And you could argue that no one put a gun to my head, forcing to become an “artist” (I’m a bit self-conscious about this term. I worry it’s too self-regarding). But if you feel this is something people can just walk away from or stop emotionally attaching to once they’ve realized how disappointing it can be, I have to tell, this in’t like the last season of Game if Thrones. Sure, you likely got pissed at the lazy writing and oddly unsatisfactory ending, but then you started binging something else.
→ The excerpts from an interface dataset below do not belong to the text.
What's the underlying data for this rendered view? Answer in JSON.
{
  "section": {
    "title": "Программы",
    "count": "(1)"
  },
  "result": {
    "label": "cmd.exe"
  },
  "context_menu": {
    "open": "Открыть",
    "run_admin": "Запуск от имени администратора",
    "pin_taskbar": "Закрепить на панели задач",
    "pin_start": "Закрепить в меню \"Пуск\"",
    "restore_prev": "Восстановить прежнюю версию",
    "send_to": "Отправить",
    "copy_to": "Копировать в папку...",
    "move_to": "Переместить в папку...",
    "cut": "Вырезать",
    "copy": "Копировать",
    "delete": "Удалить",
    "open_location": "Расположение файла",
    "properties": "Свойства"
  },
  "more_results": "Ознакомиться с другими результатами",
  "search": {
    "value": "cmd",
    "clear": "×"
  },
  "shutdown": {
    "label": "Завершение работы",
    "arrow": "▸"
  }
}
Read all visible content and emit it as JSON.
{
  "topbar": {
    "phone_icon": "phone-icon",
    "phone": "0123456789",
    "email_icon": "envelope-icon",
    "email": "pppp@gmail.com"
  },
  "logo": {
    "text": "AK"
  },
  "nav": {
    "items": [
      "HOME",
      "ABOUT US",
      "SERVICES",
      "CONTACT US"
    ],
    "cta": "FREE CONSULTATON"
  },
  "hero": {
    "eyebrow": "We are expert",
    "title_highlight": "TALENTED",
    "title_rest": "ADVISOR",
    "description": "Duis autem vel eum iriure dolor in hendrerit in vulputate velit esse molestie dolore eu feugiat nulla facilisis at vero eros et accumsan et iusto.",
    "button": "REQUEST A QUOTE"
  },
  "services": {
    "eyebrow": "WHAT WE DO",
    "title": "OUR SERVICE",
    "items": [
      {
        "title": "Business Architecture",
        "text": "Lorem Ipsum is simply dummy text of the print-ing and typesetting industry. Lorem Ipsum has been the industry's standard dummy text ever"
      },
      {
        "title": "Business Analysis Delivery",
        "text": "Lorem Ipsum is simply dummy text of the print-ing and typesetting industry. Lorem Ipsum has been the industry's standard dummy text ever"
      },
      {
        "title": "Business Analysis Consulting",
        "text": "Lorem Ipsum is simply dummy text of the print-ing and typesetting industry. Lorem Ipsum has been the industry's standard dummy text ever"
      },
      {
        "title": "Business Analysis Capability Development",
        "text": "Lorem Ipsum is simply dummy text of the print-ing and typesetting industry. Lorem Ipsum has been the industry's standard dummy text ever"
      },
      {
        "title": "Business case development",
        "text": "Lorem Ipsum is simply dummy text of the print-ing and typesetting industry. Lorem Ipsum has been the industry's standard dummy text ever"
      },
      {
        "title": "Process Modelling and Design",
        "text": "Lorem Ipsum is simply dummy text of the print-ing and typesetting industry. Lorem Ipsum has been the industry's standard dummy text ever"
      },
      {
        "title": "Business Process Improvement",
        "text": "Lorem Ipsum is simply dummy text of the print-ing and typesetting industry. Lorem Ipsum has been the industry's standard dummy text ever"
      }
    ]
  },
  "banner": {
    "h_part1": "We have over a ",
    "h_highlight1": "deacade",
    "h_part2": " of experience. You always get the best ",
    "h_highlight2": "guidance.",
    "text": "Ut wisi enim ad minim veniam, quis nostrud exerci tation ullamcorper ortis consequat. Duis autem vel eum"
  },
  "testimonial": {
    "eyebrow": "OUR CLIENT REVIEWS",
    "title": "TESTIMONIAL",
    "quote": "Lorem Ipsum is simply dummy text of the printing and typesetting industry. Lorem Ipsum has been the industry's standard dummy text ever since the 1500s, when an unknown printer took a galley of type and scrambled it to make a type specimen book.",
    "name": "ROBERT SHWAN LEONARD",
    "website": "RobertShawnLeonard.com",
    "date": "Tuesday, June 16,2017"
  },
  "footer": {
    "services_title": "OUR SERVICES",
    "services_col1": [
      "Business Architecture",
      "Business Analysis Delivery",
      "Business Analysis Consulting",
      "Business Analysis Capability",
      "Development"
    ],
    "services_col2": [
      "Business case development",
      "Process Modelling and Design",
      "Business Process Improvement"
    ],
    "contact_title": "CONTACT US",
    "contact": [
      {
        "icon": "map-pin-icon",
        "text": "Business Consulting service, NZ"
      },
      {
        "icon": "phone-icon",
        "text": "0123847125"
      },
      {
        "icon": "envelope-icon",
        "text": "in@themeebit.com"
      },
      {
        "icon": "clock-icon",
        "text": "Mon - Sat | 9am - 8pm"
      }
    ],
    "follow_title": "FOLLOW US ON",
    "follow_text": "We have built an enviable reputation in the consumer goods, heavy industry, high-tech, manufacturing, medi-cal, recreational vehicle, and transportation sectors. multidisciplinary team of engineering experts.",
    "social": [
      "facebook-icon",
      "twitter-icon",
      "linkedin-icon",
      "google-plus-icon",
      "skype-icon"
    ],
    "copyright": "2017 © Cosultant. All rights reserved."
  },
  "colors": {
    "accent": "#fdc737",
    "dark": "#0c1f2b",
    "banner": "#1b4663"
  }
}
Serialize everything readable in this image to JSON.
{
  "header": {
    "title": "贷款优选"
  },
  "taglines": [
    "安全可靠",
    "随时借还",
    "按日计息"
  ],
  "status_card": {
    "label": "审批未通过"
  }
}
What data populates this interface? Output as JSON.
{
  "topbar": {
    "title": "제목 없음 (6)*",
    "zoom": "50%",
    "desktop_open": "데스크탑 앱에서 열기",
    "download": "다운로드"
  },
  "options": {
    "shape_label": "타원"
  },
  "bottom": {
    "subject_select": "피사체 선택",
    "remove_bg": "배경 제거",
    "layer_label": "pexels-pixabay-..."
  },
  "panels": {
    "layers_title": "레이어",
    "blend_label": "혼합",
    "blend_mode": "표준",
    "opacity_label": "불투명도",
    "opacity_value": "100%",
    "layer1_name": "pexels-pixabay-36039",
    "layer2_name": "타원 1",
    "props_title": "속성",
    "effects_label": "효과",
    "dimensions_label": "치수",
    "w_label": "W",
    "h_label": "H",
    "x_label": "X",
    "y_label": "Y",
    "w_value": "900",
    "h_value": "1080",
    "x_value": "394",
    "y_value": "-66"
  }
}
God, what bliss it would be to simply stop caring like that.
Let’s Open Up the Floor
How do you deal with these feelings as actors, writers, artists, etc.?
I’m curious about how others have dealt with such moments: please let me know your experiences and philosophies.
*It’s hard not to believe that title wasn’t the result of some drunken party at the producer’s home, in which hundreds of words were clipped out of magazines by interns, placed in a hat, and then picked at random. And when the guests dared the producer to name a film that, he (“he” is accurate here, because a woman wouldn’t be this idiotically obstinate), fueled on drunken bravado, shouted, “You bet your ass I’m gonna use this title!” and the next day, hungover, when he tries to back peddle, his buddies won’t let him off the hook. I’m pretty sure that’s how Hollywood works. Or at least, how it worked HERE.
2 thoughts on “Art: It’s Just Not That Into Me (Or a Lot of Us)”
Some artists have to wait an eternity. Rothko took a couple a decades to receive his due, Gustav Mahler thought it would be 50 years before his music was understood and turned out to be right. I know none of this reduces despair or provides much solace. The odds are against any artist in a welter of wannabees. All I can say is that your goal is possible and there is hope in that. I will be rooting for you. I am sure many others are, too.
Thank you so much. What a generous comment. It means a lot.